Work required ::
Locate every line in the records below that contains the word "true", and copy each one.

Excerpted records ::
==================================================
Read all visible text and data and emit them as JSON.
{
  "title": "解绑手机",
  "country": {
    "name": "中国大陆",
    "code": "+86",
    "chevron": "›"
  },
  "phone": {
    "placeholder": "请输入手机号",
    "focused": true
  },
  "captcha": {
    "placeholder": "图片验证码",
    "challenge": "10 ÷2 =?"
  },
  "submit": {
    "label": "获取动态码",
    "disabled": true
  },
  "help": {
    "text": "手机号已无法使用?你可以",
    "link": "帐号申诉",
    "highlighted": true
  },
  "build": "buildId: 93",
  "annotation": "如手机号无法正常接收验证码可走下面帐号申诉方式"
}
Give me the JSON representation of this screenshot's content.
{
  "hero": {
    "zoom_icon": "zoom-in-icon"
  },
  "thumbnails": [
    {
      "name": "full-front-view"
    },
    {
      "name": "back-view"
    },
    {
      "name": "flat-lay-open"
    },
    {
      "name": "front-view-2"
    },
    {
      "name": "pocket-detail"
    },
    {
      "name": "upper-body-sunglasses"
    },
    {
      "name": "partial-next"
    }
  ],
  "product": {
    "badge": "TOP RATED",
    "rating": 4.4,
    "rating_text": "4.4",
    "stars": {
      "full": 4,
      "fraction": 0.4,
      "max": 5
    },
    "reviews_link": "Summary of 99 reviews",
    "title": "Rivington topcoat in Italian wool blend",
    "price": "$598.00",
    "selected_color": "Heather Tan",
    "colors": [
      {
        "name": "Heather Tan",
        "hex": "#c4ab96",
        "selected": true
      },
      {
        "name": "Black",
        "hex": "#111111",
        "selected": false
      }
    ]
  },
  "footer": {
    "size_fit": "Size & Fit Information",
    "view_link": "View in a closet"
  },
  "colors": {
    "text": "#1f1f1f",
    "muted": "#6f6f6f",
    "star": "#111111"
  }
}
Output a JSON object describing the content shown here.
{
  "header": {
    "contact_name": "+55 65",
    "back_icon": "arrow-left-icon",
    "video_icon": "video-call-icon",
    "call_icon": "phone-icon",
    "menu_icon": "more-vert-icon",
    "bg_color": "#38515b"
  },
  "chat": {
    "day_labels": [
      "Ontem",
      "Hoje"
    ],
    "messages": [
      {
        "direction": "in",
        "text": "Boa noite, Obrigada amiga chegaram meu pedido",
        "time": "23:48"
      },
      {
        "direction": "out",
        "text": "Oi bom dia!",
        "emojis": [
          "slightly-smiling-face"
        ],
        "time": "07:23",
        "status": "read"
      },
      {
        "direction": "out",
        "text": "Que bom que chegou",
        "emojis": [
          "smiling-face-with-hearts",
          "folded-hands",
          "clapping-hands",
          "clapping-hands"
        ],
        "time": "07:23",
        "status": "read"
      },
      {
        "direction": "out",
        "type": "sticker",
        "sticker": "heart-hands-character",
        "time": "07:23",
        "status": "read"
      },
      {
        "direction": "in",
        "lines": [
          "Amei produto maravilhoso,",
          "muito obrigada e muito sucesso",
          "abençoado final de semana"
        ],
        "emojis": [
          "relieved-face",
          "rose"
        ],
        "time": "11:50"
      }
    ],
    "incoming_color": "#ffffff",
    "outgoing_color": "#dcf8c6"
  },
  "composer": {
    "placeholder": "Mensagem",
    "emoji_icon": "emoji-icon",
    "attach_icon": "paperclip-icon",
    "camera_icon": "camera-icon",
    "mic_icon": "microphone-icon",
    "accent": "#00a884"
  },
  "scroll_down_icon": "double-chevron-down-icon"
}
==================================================
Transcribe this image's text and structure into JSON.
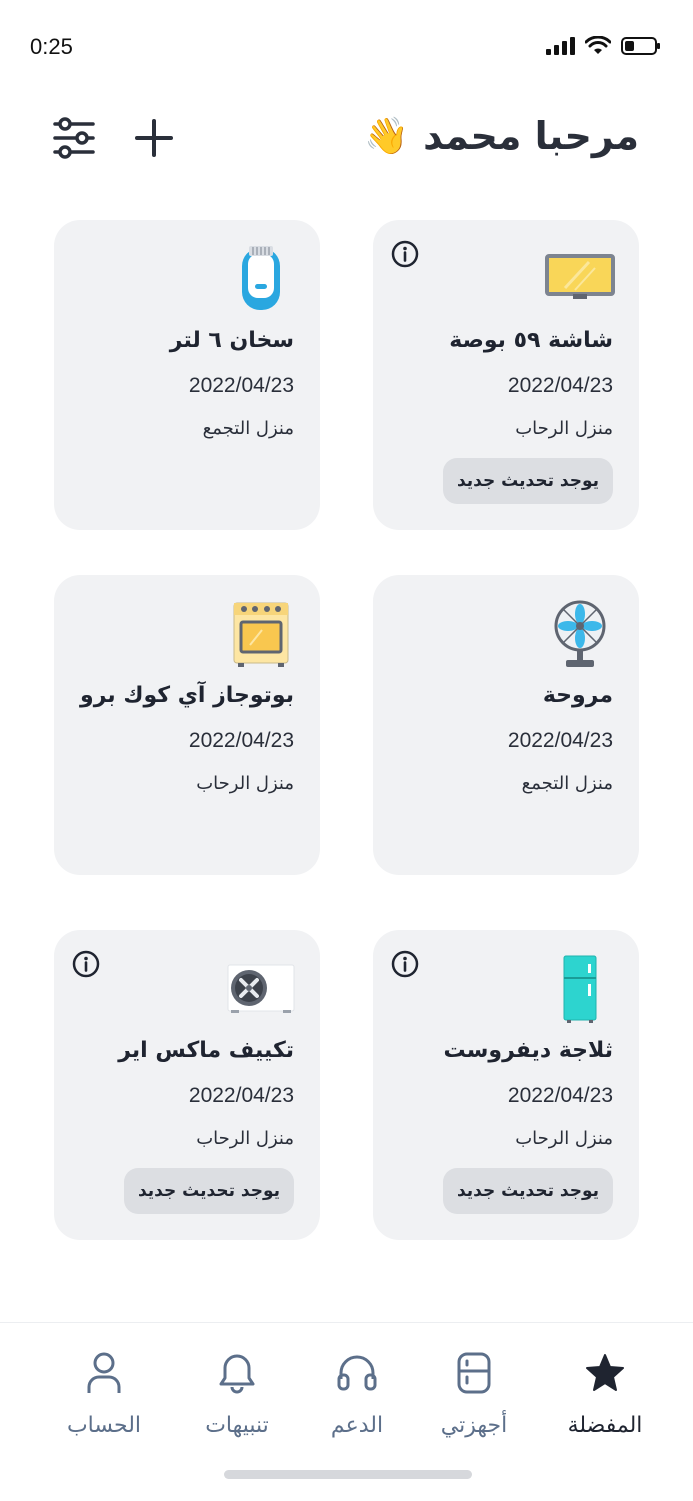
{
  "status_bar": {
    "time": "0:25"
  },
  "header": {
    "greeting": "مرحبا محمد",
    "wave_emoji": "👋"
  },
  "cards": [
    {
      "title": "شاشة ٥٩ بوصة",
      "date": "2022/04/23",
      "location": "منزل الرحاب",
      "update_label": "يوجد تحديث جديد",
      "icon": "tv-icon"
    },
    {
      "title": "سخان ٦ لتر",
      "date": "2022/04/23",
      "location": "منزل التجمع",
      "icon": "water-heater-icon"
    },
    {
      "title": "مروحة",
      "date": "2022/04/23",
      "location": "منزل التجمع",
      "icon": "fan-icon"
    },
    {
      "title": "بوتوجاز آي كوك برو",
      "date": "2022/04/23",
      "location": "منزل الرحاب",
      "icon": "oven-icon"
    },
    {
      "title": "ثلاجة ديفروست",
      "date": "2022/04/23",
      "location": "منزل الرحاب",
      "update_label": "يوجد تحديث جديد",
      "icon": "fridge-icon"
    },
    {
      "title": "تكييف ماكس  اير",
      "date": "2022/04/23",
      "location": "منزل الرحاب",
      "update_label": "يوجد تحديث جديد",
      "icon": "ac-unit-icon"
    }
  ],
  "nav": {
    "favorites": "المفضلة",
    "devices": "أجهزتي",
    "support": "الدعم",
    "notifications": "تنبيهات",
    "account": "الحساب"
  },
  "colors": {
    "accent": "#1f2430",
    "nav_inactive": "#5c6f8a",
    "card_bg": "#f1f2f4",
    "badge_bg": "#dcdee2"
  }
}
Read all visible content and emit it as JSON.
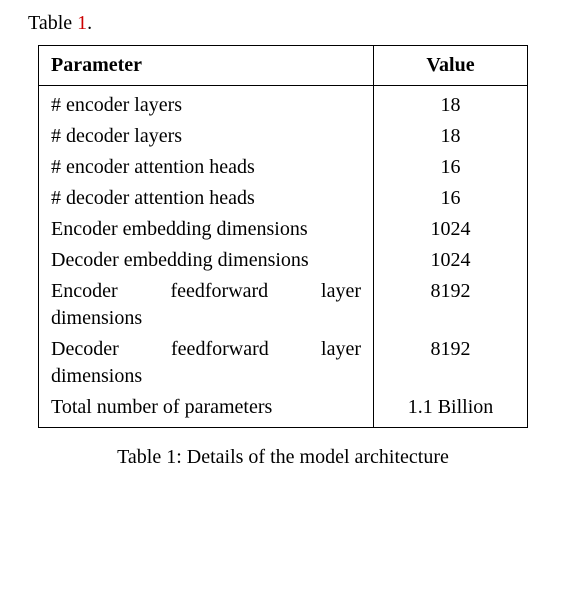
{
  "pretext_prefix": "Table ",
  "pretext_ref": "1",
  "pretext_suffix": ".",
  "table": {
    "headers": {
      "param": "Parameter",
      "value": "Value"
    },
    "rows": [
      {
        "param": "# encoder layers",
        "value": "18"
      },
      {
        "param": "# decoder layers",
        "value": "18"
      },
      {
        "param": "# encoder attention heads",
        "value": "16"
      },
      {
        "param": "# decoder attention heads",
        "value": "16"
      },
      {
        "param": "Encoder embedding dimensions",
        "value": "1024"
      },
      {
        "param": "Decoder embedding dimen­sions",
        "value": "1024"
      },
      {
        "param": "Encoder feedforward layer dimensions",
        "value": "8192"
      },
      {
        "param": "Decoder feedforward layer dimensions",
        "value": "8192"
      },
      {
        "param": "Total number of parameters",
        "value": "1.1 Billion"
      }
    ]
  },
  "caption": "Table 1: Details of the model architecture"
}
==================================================
Your solution ::
    "focused": true
    "disabled": true
    "highlighted": true
        "selected": true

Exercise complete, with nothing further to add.